Right now I’m working on a 12 plait kangaroo bullwhip, I have about 2 feet of it finished. It’s going to be an Indiana Jones style bullwhip, but with a 10 inch handle. I really like the extra bit of leverage that the 10 inch handle gives you (over an 8 inch handle). I’ll post some pictures of this bullwhip when I get a chance.
I also need to start working on some more budget whips for an Juggling Convention that I’ll be performing and selling whips at the last weekend in March.
I’ve got a side of Oil Tanned Cowhide that I’m going to try to use for the overlay to see how it turns out. I might also try making an 8 plait budget whip…going with an 8 plait requires about double the work that a 4 plait does, so I’m not too sure how “budget” that whip will be.
P.S. I still have a few budget bullwhips for sale on my IN STOCK whips page.
On Friday I went over to the Spirit of the West Cowboy Gathering in Ellensburg, Washington (about 2 hours drive) to see a Bullwhip demo by a guy named Bink Picard. Here’s Bink cracking whips:
He’s using a pair of 8 foot nylon Florida Whips. Bink and I had a good time cracking whips and he really liked cracking my 29 foot whip!
Today I got the two bellies of a kangaroo whip finished. I really missed working with kangaroo when I was making all the budget whips. Kangaroo is soo much easier to work with and at the end of the day much easier on the hands.
However since it’s been a few weeks since I’ve worked with roo, I’d almost forgotten how much more work goes into a nice kangaro whip (compared to a budget cowhide bull whip). With a kangaroo bullwhip I split all the layers to an even thickness, and spend a lot more time on getting a firm handle foundation than I would on the budget whips…also cutting out a 12 plait overlay is a bit more work than a 4 plait!!
This morning I started work on a 10 foot 12 plait kangaroo bullwhip. I was attaching the core to the handle foundation and it got me thinking about methods I’ve used in the past. Currently when I make my kangaroo bullwhips I make the handle so that there is no wobble in butt of the whip. I attached the knob as firmly as I can, and using techniques that I picked up from Joe Strain awhile ago, I think I’ve got it down.
In the past I used to take a layer of leather glue (contact cement) and put it on the handle foundation and between all the leather layers on the whip. That gave me a pretty firm handle with no wobble or twist. The problem with that is with the addition of glue you are adding a substance that doesn’t need to be in the whip. Also I don’t know how glue would effect the longevity of the whip’s handle.

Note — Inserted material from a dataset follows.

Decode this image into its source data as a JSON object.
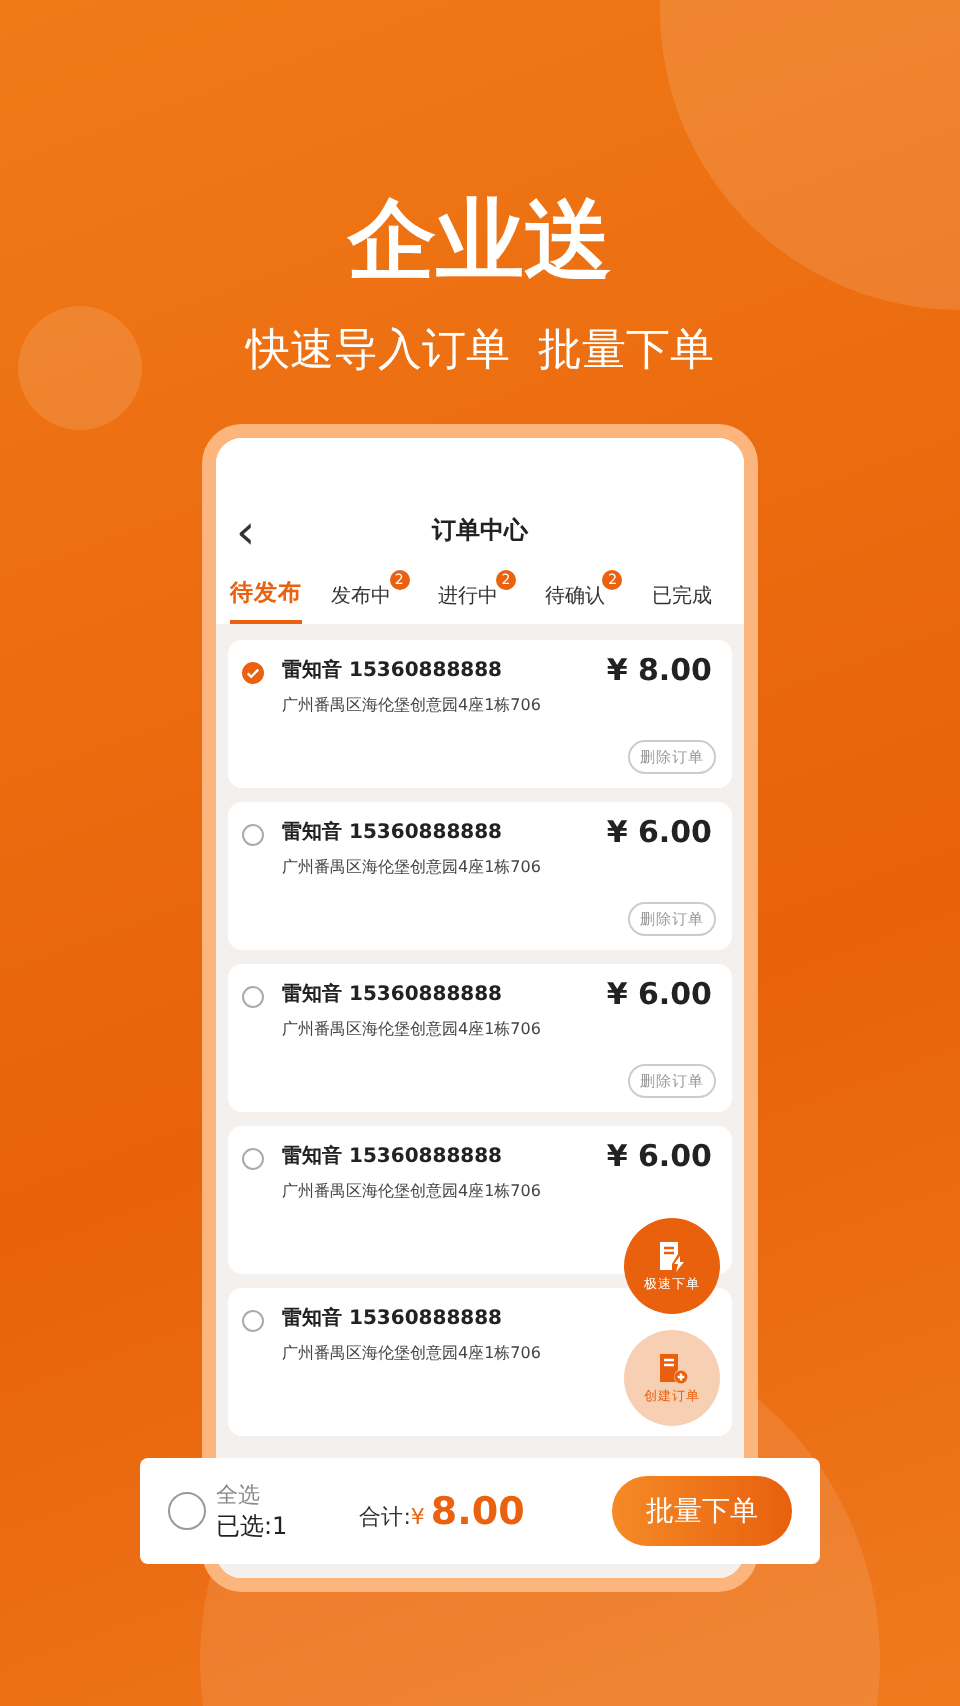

My current method is basically just correctly binding or tacking everything in place. It seems to work out just fine! It’s been a while since I’ve done a kangaroo bullwhip, so I’m excited to get back to work on the roo (it’s soo much nicer to work with!).
Here are two more bullwhips that I finished:
My next whip that I’m going to be making will probably be an 8 or 10 foot 12 plait kangaroo whip. It’s been a while (a few weeks) since I’ve done a bullwhip in kangaroo.
I haven’t done a ton of shot loading of the thongs in my bullwhips (except for signal whips and snake whips). I’ve talked with David Morgan several times about the advantages of shot loading the thong of a bullwhip.
Now a shot loaded thong is different from a lead loaded butt. With a shot loaded thong there will be lead shot for the core of the bullwhip. So that will move weight out of the handle and into the beginning of the whip, making the bullwhip a bit more nose heavy.
A lead loaded butt has a sheet of lead wrapped around the end of the handle to form the butt knot foundation. That will put the more weight at the base of the handle in your hand.
I made the bullwhip below with a shot loaded core.
This bullwhip (not shot loaded) shipped out to it’s owner in Texas earlier today.
Here’s a budget snake whip that I finished last night:
And here’s the 7 foot bullwhip that I finished as well:
Both of these whips are available on the IN STOCK Whips part of this website. I’ve also added a feature to the online store part of my website that will allow you to use the following methods to pay:
- Visa, MasterCard, AmEx or Discover Card
- Google Checkout
You can use any of those to pay for a bullwhip, snake whip, signal whip, etc.
The next whip I’m working on is a 4 plait budget bullwhip, but this whip will be shot loaded!